We had our choice of tables because – get this – we were the only ones in the restaurant (save one person who came in looking for lunch, but he didn’t have a reservation). We pick a table and the feast begins…but do not think of gluttony. Think of expertly prepared small plates with just enough for the four of us…lots of them.
Shortly after we sat down eight different white dishes appeared with a variety of flavors from seemingly unnaturally green vegetables, to delicately pickled white cabbage with chilies, to slightly smoky mushrooms, to… And then, after a short break, one dish at a time ranging from a perfectly fried straw mushroom dish to a delicate sweet and spicy fish, to a fantastic abalone preparation, to a rich clear tofu and on and on and on, until it ended in a braised beef shank that was incredible. We lost count, but figure we had at least 20 different dishes; each one memorable and playing off the one before, while setting you up for the next one to come.
But I guess we paid the chef the best of compliments: He saw I was showing my children how to suck the marrow out of the shank bones and he motioned that we must be hungry…so he cooked us two more dishes. The last one I still taste: Miniature eggplants, partially peeled, fried and then blessed with a sweet sauce with hot chili peppers.
If this genius (and incredibly kind man) was to move his mastery of Chinese cuisine into some fancy restaurant with elegant dishes and waiters flying around with expensive wines offered with each course, he could easily charge triple what we paid…but then the focus on the food and the care put into it would be lost. Jai Yun is perfect just as it is.

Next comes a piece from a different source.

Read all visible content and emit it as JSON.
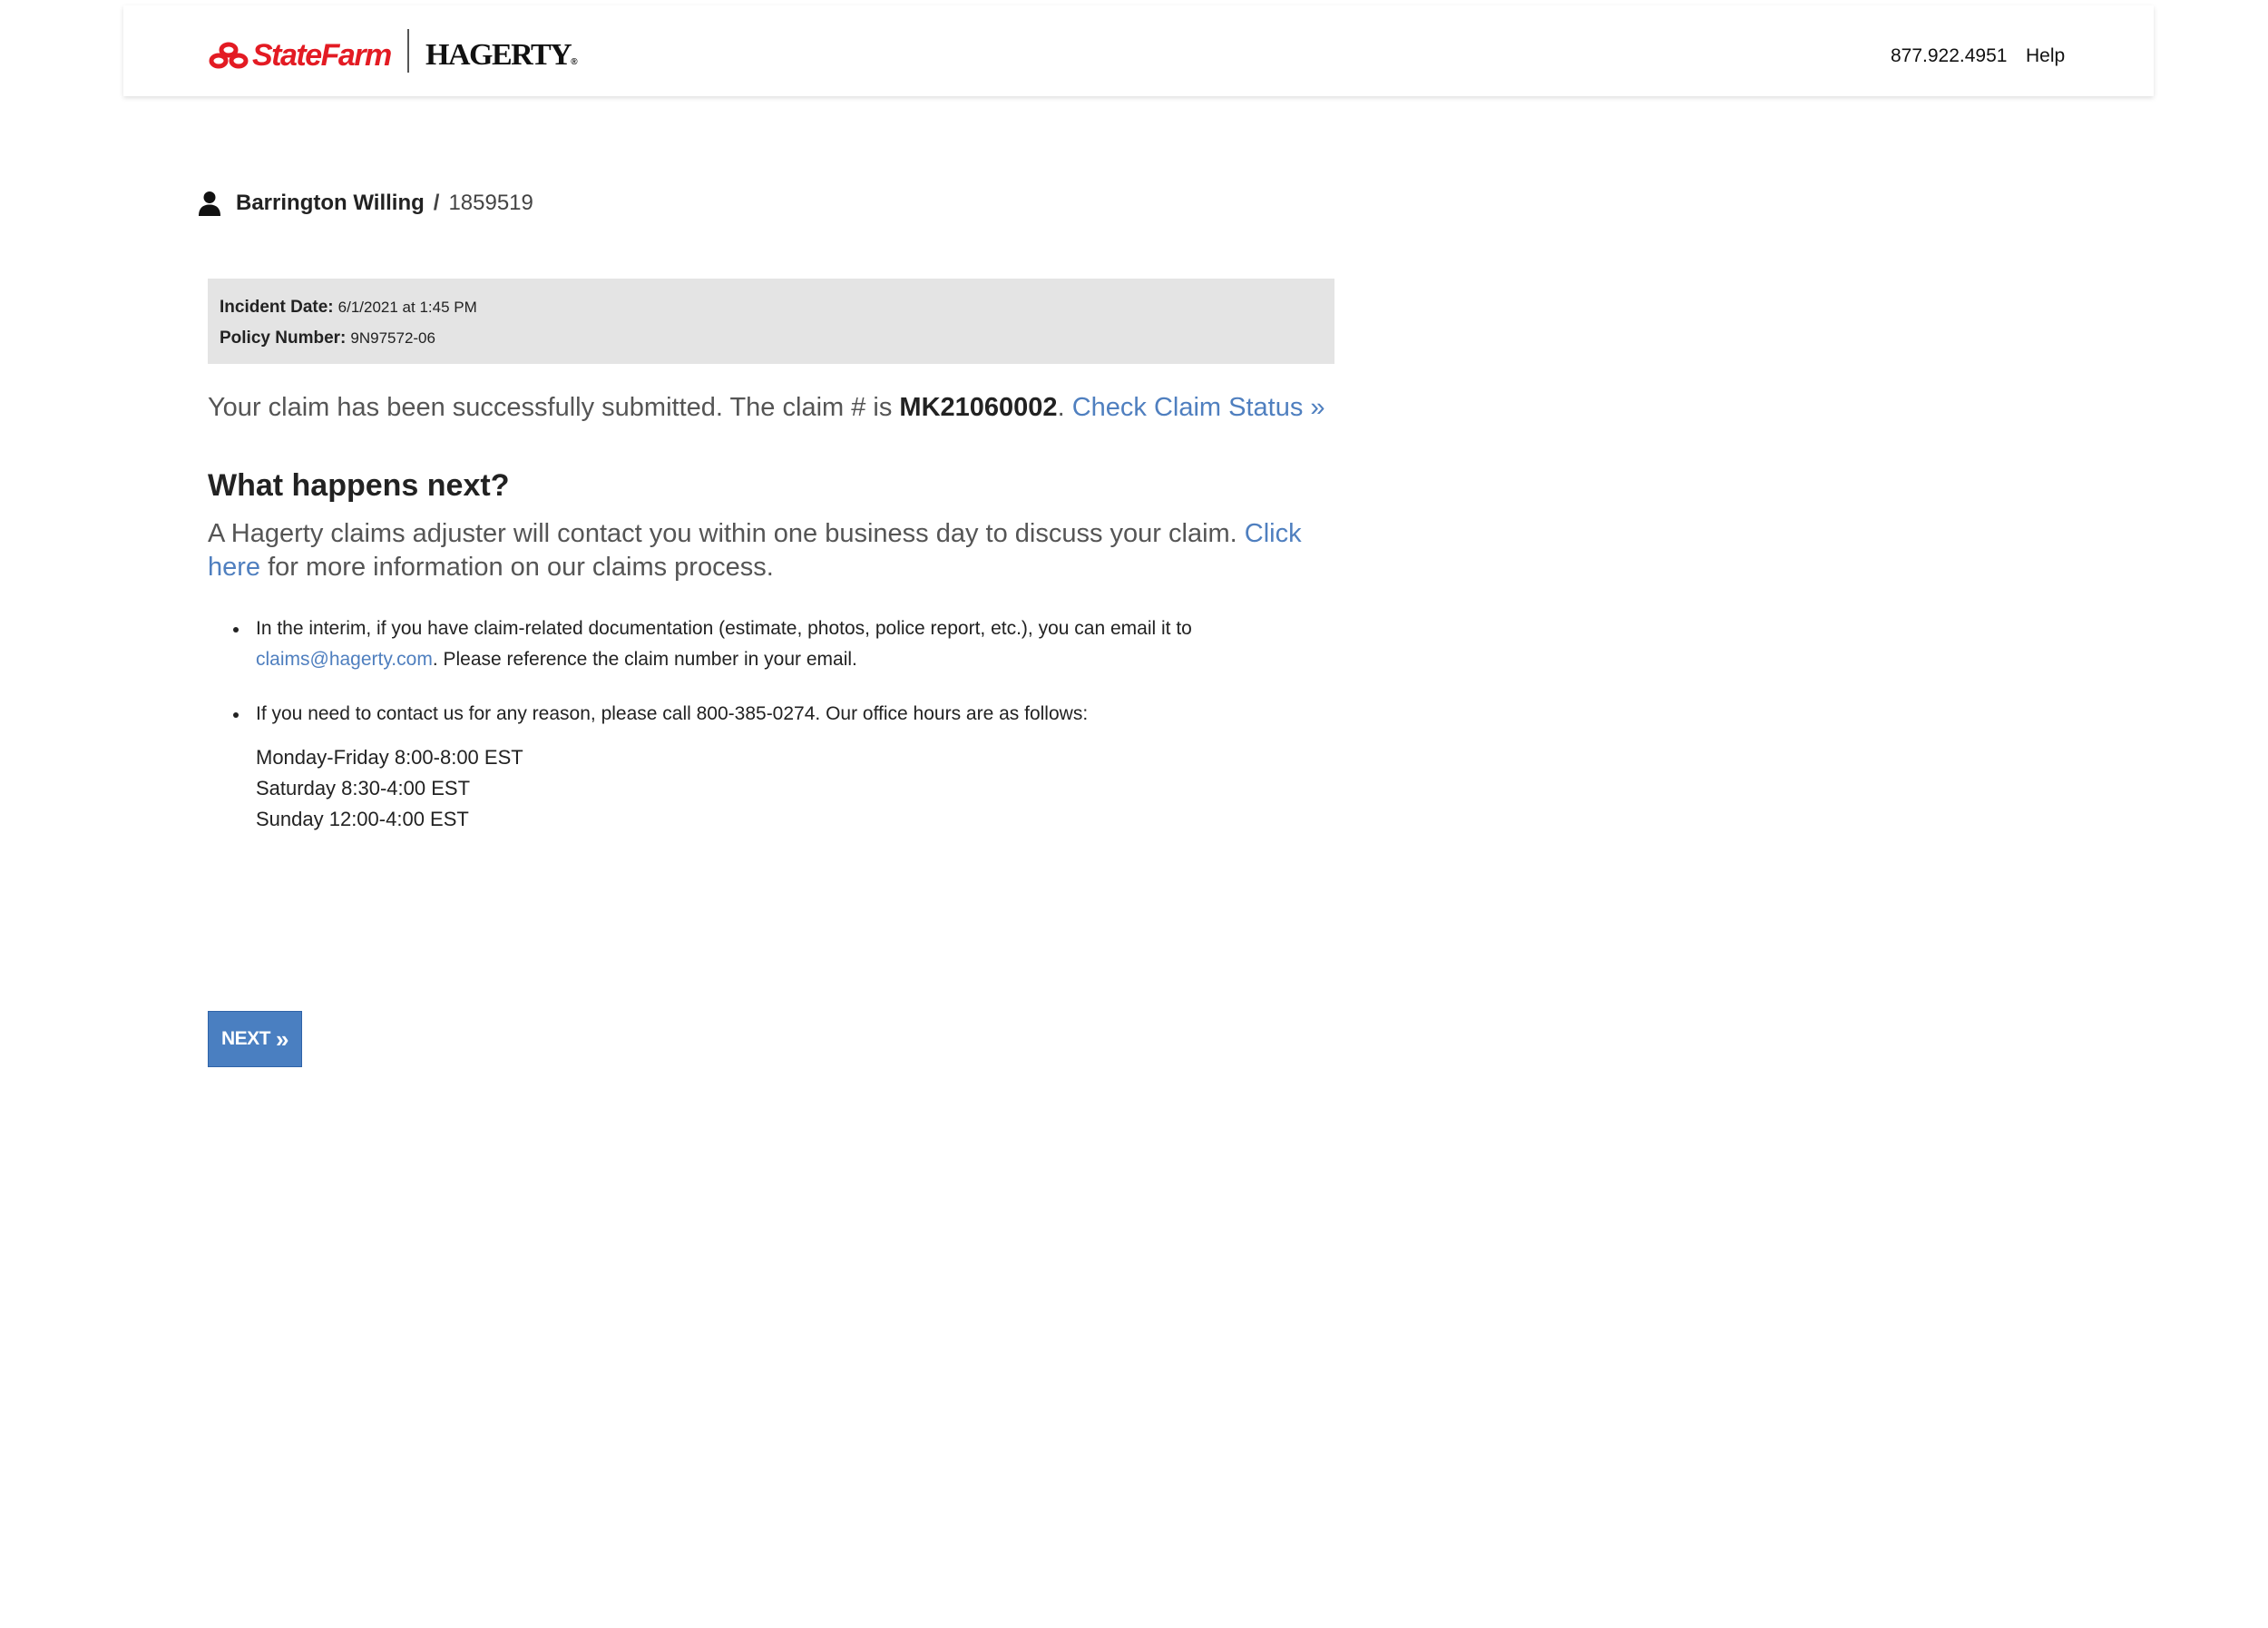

Now, after a needed walk back to the ship, and a more needed soak in the hot tub (finding that the circulation is just fine without the noisy blower on and it is more relaxing) it was time for…uh, dinner. But the cuisine is so good we had to at least sample. So I made meal out of three appetizers and was more than content.
Tomorrow is our last day: Santa Barbara, California.